**Activity:** No pictures belong in the copy. Restate the rest of the data exactly.

Element data from apps and pages:
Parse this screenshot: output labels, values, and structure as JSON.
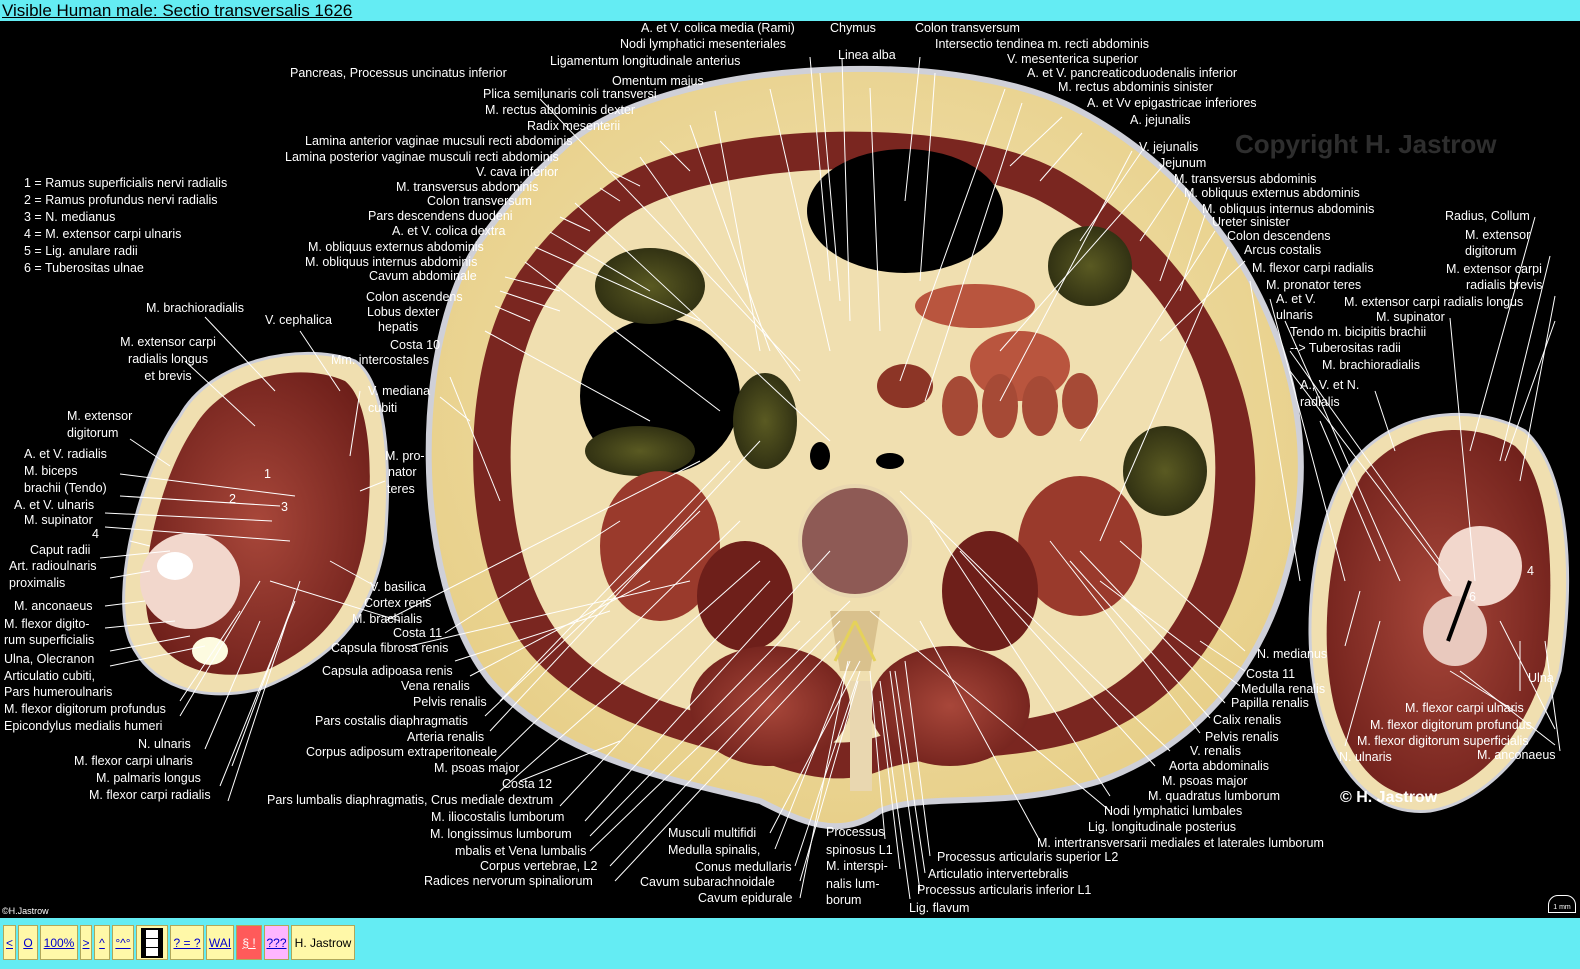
{
  "title": "Visible Human male: Sectio transversalis 1626",
  "watermark": "Copyright H. Jastrow",
  "copyright": "© H. Jastrow",
  "small_copyright": "©H.Jastrow",
  "scale_label": "1 mm",
  "legend": [
    "1 = Ramus superficialis nervi radialis",
    "2 = Ramus profundus nervi radialis",
    "3 = N. medianus",
    "4 = M. extensor carpi ulnaris",
    "5 = Lig. anulare radii",
    "6 = Tuberositas ulnae"
  ],
  "numbers_left": [
    "1",
    "2",
    "3",
    "4",
    "5"
  ],
  "numbers_right": [
    "4",
    "6"
  ],
  "labels_top": [
    "A. et V. colica media (Rami)",
    "Nodi lymphatici mesenteriales",
    "Chymus",
    "Colon transversum",
    "Linea alba",
    "Intersectio tendinea m. recti abdominis",
    "Ligamentum longitudinale anterius",
    "V. mesenterica superior",
    "Omentum majus",
    "A. et V. pancreaticoduodenalis inferior",
    "Pancreas, Processus uncinatus inferior",
    "M. rectus abdominis sinister",
    "Plica semilunaris coli transversi",
    "A. et Vv epigastricae inferiores",
    "M. rectus abdominis dexter",
    "A. jejunalis",
    "Radix mesenterii"
  ],
  "labels_left_center": [
    "Lamina anterior vaginae mucsuli recti abdominis",
    "Lamina posterior vaginae musculi recti abdominis",
    "V. cava inferior",
    "M. transversus abdominis",
    "Colon transversum",
    "Pars descendens duodeni",
    "A. et V. colica dextra",
    "M. obliquus externus abdominis",
    "M. obliquus internus abdominis",
    "Cavum abdominale",
    "Colon ascendens",
    "Lobus dexter",
    "hepatis",
    "Costa 10",
    "Mm. intercostales",
    "V. mediana",
    "cubiti",
    "M. pro-",
    "nator",
    "teres",
    "V. basilica",
    "Cortex renis",
    "M. brachialis",
    "Costa 11",
    "Capsula fibrosa renis",
    "Capsula adipoasa renis",
    "Vena renalis",
    "Pelvis renalis",
    "Pars costalis diaphragmatis",
    "Arteria renalis",
    "Corpus adiposum extraperitoneale",
    "M. psoas major",
    "Costa 12",
    "Pars lumbalis diaphragmatis, Crus mediale dextrum",
    "M. iliocostalis lumborum",
    "M. longissimus lumborum",
    "mbalis et Vena lumbalis",
    "Corpus vertebrae, L2",
    "Radices nervorum spinaliorum"
  ],
  "labels_bottom_center": [
    "Musculi multifidi",
    "Medulla spinalis,",
    "Conus medullaris",
    "Cavum subarachnoidale",
    "Cavum epidurale",
    "Processus",
    "spinosus L1",
    "M. interspi-",
    "nalis lum-",
    "borum",
    "Processus articularis superior L2",
    "Articulatio intervertebralis",
    "Processus articularis inferior L1",
    "Lig. flavum"
  ],
  "labels_right_center": [
    "V. jejunalis",
    "Jejunum",
    "M. transversus abdominis",
    "M. obliquus externus abdominis",
    "M. obliquus internus abdominis",
    "Ureter sinister",
    "Colon descendens",
    "Arcus costalis",
    "M. flexor carpi radialis",
    "M. pronator teres",
    "A. et V.",
    "ulnaris",
    "Tendo m. bicipitis brachii",
    "--> Tuberositas radii",
    "M. brachioradialis",
    "A., V. et N.",
    "radialis",
    "N. medianus",
    "Costa 11",
    "Medulla renalis",
    "Papilla renalis",
    "Calix renalis",
    "Pelvis renalis",
    "V. renalis",
    "Aorta abdominalis",
    "M. psoas major",
    "M. quadratus lumborum",
    "Nodi lymphatici lumbales",
    "Lig. longitudinale posterius",
    "M. intertransversarii mediales et laterales lumborum"
  ],
  "labels_left_arm": [
    "M. brachioradialis",
    "V. cephalica",
    "M. extensor carpi",
    "radialis longus",
    "et brevis",
    "M. extensor",
    "digitorum",
    "A. et V. radialis",
    "M. biceps",
    "brachii (Tendo)",
    "A. et V. ulnaris",
    "M. supinator",
    "Caput radii",
    "Art. radioulnaris",
    "proximalis",
    "M. anconaeus",
    "M. flexor digito-",
    "rum superficialis",
    "Ulna, Olecranon",
    "Articulatio cubiti,",
    "Pars humeroulnaris",
    "M. flexor digitorum profundus",
    "Epicondylus medialis humeri",
    "N. ulnaris",
    "M. flexor carpi ulnaris",
    "M. palmaris longus",
    "M. flexor carpi radialis"
  ],
  "labels_right_arm": [
    "Radius, Collum",
    "M. extensor",
    "digitorum",
    "M. extensor carpi",
    "radialis brevis",
    "M. extensor carpi radialis longus",
    "M. supinator",
    "Ulna",
    "M. flexor carpi ulnaris",
    "M. flexor digitorum profundus",
    "M. flexor digitorum superficialis",
    "N. ulnaris",
    "M. anconaeus"
  ],
  "nav": {
    "prev": "<",
    "home": "O",
    "zoom": "100%",
    "next": ">",
    "up": "^",
    "tilt": "°^°",
    "help": "? = ?",
    "wai": "WAI",
    "legal": "§ !",
    "faq": "???",
    "author": "H. Jastrow"
  }
}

**Result for this task:**
Parse this screenshot: output labels, values, and structure as JSON.
{
  "title": "Visible Human male: Sectio transversalis 1626",
  "watermark": "Copyright H. Jastrow",
  "copyright": "© H. Jastrow",
  "small_copyright": "©H.Jastrow",
  "scale_label": "1 mm",
  "legend": [
    "1 = Ramus superficialis nervi radialis",
    "2 = Ramus profundus nervi radialis",
    "3 = N. medianus",
    "4 = M. extensor carpi ulnaris",
    "5 = Lig. anulare radii",
    "6 = Tuberositas ulnae"
  ],
  "numbers_left": [
    "1",
    "2",
    "3",
    "4",
    "5"
  ],
  "numbers_right": [
    "4",
    "6"
  ],
  "labels_top": [
    "A. et V. colica media (Rami)",
    "Nodi lymphatici mesenteriales",
    "Chymus",
    "Colon transversum",
    "Linea alba",
    "Intersectio tendinea m. recti abdominis",
    "Ligamentum longitudinale anterius",
    "V. mesenterica superior",
    "Omentum majus",
    "A. et V. pancreaticoduodenalis inferior",
    "Pancreas, Processus uncinatus inferior",
    "M. rectus abdominis sinister",
    "Plica semilunaris coli transversi",
    "A. et Vv epigastricae inferiores",
    "M. rectus abdominis dexter",
    "A. jejunalis",
    "Radix mesenterii"
  ],
  "labels_left_center": [
    "Lamina anterior vaginae mucsuli recti abdominis",
    "Lamina posterior vaginae musculi recti abdominis",
    "V. cava inferior",
    "M. transversus abdominis",
    "Colon transversum",
    "Pars descendens duodeni",
    "A. et V. colica dextra",
    "M. obliquus externus abdominis",
    "M. obliquus internus abdominis",
    "Cavum abdominale",
    "Colon ascendens",
    "Lobus dexter",
    "hepatis",
    "Costa 10",
    "Mm. intercostales",
    "V. mediana",
    "cubiti",
    "M. pro-",
    "nator",
    "teres",
    "V. basilica",
    "Cortex renis",
    "M. brachialis",
    "Costa 11",
    "Capsula fibrosa renis",
    "Capsula adipoasa renis",
    "Vena renalis",
    "Pelvis renalis",
    "Pars costalis diaphragmatis",
    "Arteria renalis",
    "Corpus adiposum extraperitoneale",
    "M. psoas major",
    "Costa 12",
    "Pars lumbalis diaphragmatis, Crus mediale dextrum",
    "M. iliocostalis lumborum",
    "M. longissimus lumborum",
    "mbalis et Vena lumbalis",
    "Corpus vertebrae, L2",
    "Radices nervorum spinaliorum"
  ],
  "labels_bottom_center": [
    "Musculi multifidi",
    "Medulla spinalis,",
    "Conus medullaris",
    "Cavum subarachnoidale",
    "Cavum epidurale",
    "Processus",
    "spinosus L1",
    "M. interspi-",
    "nalis lum-",
    "borum",
    "Processus articularis superior L2",
    "Articulatio intervertebralis",
    "Processus articularis inferior L1",
    "Lig. flavum"
  ],
  "labels_right_center": [
    "V. jejunalis",
    "Jejunum",
    "M. transversus abdominis",
    "M. obliquus externus abdominis",
    "M. obliquus internus abdominis",
    "Ureter sinister",
    "Colon descendens",
    "Arcus costalis",
    "M. flexor carpi radialis",
    "M. pronator teres",
    "A. et V.",
    "ulnaris",
    "Tendo m. bicipitis brachii",
    "--> Tuberositas radii",
    "M. brachioradialis",
    "A., V. et N.",
    "radialis",
    "N. medianus",
    "Costa 11",
    "Medulla renalis",
    "Papilla renalis",
    "Calix renalis",
    "Pelvis renalis",
    "V. renalis",
    "Aorta abdominalis",
    "M. psoas major",
    "M. quadratus lumborum",
    "Nodi lymphatici lumbales",
    "Lig. longitudinale posterius",
    "M. intertransversarii mediales et laterales lumborum"
  ],
  "labels_left_arm": [
    "M. brachioradialis",
    "V. cephalica",
    "M. extensor carpi",
    "radialis longus",
    "et brevis",
    "M. extensor",
    "digitorum",
    "A. et V. radialis",
    "M. biceps",
    "brachii (Tendo)",
    "A. et V. ulnaris",
    "M. supinator",
    "Caput radii",
    "Art. radioulnaris",
    "proximalis",
    "M. anconaeus",
    "M. flexor digito-",
    "rum superficialis",
    "Ulna, Olecranon",
    "Articulatio cubiti,",
    "Pars humeroulnaris",
    "M. flexor digitorum profundus",
    "Epicondylus medialis humeri",
    "N. ulnaris",
    "M. flexor carpi ulnaris",
    "M. palmaris longus",
    "M. flexor carpi radialis"
  ],
  "labels_right_arm": [
    "Radius, Collum",
    "M. extensor",
    "digitorum",
    "M. extensor carpi",
    "radialis brevis",
    "M. extensor carpi radialis longus",
    "M. supinator",
    "Ulna",
    "M. flexor carpi ulnaris",
    "M. flexor digitorum profundus",
    "M. flexor digitorum superficialis",
    "N. ulnaris",
    "M. anconaeus"
  ],
  "nav": {
    "prev": "<",
    "home": "O",
    "zoom": "100%",
    "next": ">",
    "up": "^",
    "tilt": "°^°",
    "help": "? = ?",
    "wai": "WAI",
    "legal": "§ !",
    "faq": "???",
    "author": "H. Jastrow"
  }
}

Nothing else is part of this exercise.